Every entry must be given again exactly.

[Data records Boundary: Start]

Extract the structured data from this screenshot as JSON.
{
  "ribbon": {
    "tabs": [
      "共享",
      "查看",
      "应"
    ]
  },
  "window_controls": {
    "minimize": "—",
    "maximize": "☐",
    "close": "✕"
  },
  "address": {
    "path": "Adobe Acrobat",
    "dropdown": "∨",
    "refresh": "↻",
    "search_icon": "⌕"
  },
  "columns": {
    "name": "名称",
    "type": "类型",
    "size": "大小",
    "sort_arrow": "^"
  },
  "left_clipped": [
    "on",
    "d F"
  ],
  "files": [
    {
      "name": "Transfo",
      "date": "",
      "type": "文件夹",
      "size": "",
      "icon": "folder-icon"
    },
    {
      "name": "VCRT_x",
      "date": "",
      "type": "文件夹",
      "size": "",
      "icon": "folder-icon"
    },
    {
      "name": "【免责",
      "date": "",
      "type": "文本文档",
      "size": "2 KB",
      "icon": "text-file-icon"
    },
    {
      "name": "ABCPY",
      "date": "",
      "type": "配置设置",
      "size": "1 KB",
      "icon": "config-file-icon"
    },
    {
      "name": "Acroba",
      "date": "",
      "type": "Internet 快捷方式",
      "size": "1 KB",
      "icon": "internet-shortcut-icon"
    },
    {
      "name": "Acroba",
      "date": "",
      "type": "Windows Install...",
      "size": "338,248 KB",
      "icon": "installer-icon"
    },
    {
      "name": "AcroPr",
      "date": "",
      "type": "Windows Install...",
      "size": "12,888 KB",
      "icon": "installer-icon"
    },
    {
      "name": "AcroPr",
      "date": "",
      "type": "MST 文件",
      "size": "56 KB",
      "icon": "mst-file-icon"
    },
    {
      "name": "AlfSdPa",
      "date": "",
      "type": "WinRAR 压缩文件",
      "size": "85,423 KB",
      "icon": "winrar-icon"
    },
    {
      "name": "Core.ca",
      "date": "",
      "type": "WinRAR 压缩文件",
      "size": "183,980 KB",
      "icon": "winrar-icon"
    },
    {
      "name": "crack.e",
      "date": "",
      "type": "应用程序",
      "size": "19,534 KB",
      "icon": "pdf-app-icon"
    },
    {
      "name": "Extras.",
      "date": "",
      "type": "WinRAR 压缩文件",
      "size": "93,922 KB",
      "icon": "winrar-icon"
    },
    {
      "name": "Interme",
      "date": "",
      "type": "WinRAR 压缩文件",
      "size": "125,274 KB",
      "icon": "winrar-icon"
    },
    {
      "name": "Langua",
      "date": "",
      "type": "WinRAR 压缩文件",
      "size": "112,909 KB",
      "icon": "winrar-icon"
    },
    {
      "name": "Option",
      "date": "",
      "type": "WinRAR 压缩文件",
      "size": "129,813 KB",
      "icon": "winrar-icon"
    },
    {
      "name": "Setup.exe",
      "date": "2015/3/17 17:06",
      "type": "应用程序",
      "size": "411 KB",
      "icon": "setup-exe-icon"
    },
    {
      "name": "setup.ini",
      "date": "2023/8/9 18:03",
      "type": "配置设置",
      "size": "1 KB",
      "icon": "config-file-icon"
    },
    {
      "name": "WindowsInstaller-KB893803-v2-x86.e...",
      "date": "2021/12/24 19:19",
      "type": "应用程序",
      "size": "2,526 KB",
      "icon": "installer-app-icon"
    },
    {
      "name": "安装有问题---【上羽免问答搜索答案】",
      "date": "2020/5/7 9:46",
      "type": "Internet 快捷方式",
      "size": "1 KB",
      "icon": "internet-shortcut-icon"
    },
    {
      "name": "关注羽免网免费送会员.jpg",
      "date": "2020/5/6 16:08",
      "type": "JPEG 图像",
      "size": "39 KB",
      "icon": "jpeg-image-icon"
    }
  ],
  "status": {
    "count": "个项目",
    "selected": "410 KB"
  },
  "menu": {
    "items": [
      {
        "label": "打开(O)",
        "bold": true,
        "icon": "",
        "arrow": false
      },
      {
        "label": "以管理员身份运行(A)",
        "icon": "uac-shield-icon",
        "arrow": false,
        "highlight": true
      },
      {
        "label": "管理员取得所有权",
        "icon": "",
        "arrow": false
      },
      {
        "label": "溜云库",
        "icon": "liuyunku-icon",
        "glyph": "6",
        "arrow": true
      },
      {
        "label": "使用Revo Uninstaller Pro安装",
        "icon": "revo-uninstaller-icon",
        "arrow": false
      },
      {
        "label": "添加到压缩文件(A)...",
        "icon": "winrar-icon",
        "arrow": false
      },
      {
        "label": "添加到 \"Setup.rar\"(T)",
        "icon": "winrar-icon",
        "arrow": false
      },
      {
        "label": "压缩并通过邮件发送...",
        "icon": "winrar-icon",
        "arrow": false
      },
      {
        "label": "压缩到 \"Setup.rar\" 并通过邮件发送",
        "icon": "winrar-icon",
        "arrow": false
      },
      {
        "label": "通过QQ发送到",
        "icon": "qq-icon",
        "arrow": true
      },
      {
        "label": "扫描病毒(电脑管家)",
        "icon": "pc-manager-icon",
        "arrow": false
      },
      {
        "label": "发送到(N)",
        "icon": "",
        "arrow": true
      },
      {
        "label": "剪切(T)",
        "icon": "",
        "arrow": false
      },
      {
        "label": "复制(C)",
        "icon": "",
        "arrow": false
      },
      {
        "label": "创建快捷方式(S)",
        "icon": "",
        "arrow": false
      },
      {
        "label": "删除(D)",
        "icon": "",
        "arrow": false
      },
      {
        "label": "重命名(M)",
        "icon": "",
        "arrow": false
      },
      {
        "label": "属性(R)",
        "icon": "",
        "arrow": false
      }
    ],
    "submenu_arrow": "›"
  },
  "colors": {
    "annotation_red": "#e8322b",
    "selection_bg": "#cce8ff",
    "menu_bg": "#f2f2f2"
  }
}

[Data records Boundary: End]

=== Your response ===
Extract the structured data from this screenshot as JSON.
{
  "ribbon": {
    "tabs": [
      "共享",
      "查看",
      "应"
    ]
  },
  "window_controls": {
    "minimize": "—",
    "maximize": "☐",
    "close": "✕"
  },
  "address": {
    "path": "Adobe Acrobat",
    "dropdown": "∨",
    "refresh": "↻",
    "search_icon": "⌕"
  },
  "columns": {
    "name": "名称",
    "type": "类型",
    "size": "大小",
    "sort_arrow": "^"
  },
  "left_clipped": [
    "on",
    "d F"
  ],
  "files": [
    {
      "name": "Transfo",
      "date": "",
      "type": "文件夹",
      "size": "",
      "icon": "folder-icon"
    },
    {
      "name": "VCRT_x",
      "date": "",
      "type": "文件夹",
      "size": "",
      "icon": "folder-icon"
    },
    {
      "name": "【免责",
      "date": "",
      "type": "文本文档",
      "size": "2 KB",
      "icon": "text-file-icon"
    },
    {
      "name": "ABCPY",
      "date": "",
      "type": "配置设置",
      "size": "1 KB",
      "icon": "config-file-icon"
    },
    {
      "name": "Acroba",
      "date": "",
      "type": "Internet 快捷方式",
      "size": "1 KB",
      "icon": "internet-shortcut-icon"
    },
    {
      "name": "Acroba",
      "date": "",
      "type": "Windows Install...",
      "size": "338,248 KB",
      "icon": "installer-icon"
    },
    {
      "name": "AcroPr",
      "date": "",
      "type": "Windows Install...",
      "size": "12,888 KB",
      "icon": "installer-icon"
    },
    {
      "name": "AcroPr",
      "date": "",
      "type": "MST 文件",
      "size": "56 KB",
      "icon": "mst-file-icon"
    },
    {
      "name": "AlfSdPa",
      "date": "",
      "type": "WinRAR 压缩文件",
      "size": "85,423 KB",
      "icon": "winrar-icon"
    },
    {
      "name": "Core.ca",
      "date": "",
      "type": "WinRAR 压缩文件",
      "size": "183,980 KB",
      "icon": "winrar-icon"
    },
    {
      "name": "crack.e",
      "date": "",
      "type": "应用程序",
      "size": "19,534 KB",
      "icon": "pdf-app-icon"
    },
    {
      "name": "Extras.",
      "date": "",
      "type": "WinRAR 压缩文件",
      "size": "93,922 KB",
      "icon": "winrar-icon"
    },
    {
      "name": "Interme",
      "date": "",
      "type": "WinRAR 压缩文件",
      "size": "125,274 KB",
      "icon": "winrar-icon"
    },
    {
      "name": "Langua",
      "date": "",
      "type": "WinRAR 压缩文件",
      "size": "112,909 KB",
      "icon": "winrar-icon"
    },
    {
      "name": "Option",
      "date": "",
      "type": "WinRAR 压缩文件",
      "size": "129,813 KB",
      "icon": "winrar-icon"
    },
    {
      "name": "Setup.exe",
      "date": "2015/3/17 17:06",
      "type": "应用程序",
      "size": "411 KB",
      "icon": "setup-exe-icon"
    },
    {
      "name": "setup.ini",
      "date": "2023/8/9 18:03",
      "type": "配置设置",
      "size": "1 KB",
      "icon": "config-file-icon"
    },
    {
      "name": "WindowsInstaller-KB893803-v2-x86.e...",
      "date": "2021/12/24 19:19",
      "type": "应用程序",
      "size": "2,526 KB",
      "icon": "installer-app-icon"
    },
    {
      "name": "安装有问题---【上羽免问答搜索答案】",
      "date": "2020/5/7 9:46",
      "type": "Internet 快捷方式",
      "size": "1 KB",
      "icon": "internet-shortcut-icon"
    },
    {
      "name": "关注羽免网免费送会员.jpg",
      "date": "2020/5/6 16:08",
      "type": "JPEG 图像",
      "size": "39 KB",
      "icon": "jpeg-image-icon"
    }
  ],
  "status": {
    "count": "个项目",
    "selected": "410 KB"
  },
  "menu": {
    "items": [
      {
        "label": "打开(O)",
        "bold": true,
        "icon": "",
        "arrow": false
      },
      {
        "label": "以管理员身份运行(A)",
        "icon": "uac-shield-icon",
        "arrow": false,
        "highlight": true
      },
      {
        "label": "管理员取得所有权",
        "icon": "",
        "arrow": false
      },
      {
        "label": "溜云库",
        "icon": "liuyunku-icon",
        "glyph": "6",
        "arrow": true
      },
      {
        "label": "使用Revo Uninstaller Pro安装",
        "icon": "revo-uninstaller-icon",
        "arrow": false
      },
      {
        "label": "添加到压缩文件(A)...",
        "icon": "winrar-icon",
        "arrow": false
      },
      {
        "label": "添加到 \"Setup.rar\"(T)",
        "icon": "winrar-icon",
        "arrow": false
      },
      {
        "label": "压缩并通过邮件发送...",
        "icon": "winrar-icon",
        "arrow": false
      },
      {
        "label": "压缩到 \"Setup.rar\" 并通过邮件发送",
        "icon": "winrar-icon",
        "arrow": false
      },
      {
        "label": "通过QQ发送到",
        "icon": "qq-icon",
        "arrow": true
      },
      {
        "label": "扫描病毒(电脑管家)",
        "icon": "pc-manager-icon",
        "arrow": false
      },
      {
        "label": "发送到(N)",
        "icon": "",
        "arrow": true
      },
      {
        "label": "剪切(T)",
        "icon": "",
        "arrow": false
      },
      {
        "label": "复制(C)",
        "icon": "",
        "arrow": false
      },
      {
        "label": "创建快捷方式(S)",
        "icon": "",
        "arrow": false
      },
      {
        "label": "删除(D)",
        "icon": "",
        "arrow": false
      },
      {
        "label": "重命名(M)",
        "icon": "",
        "arrow": false
      },
      {
        "label": "属性(R)",
        "icon": "",
        "arrow": false
      }
    ],
    "submenu_arrow": "›"
  },
  "colors": {
    "annotation_red": "#e8322b",
    "selection_bg": "#cce8ff",
    "menu_bg": "#f2f2f2"
  }
}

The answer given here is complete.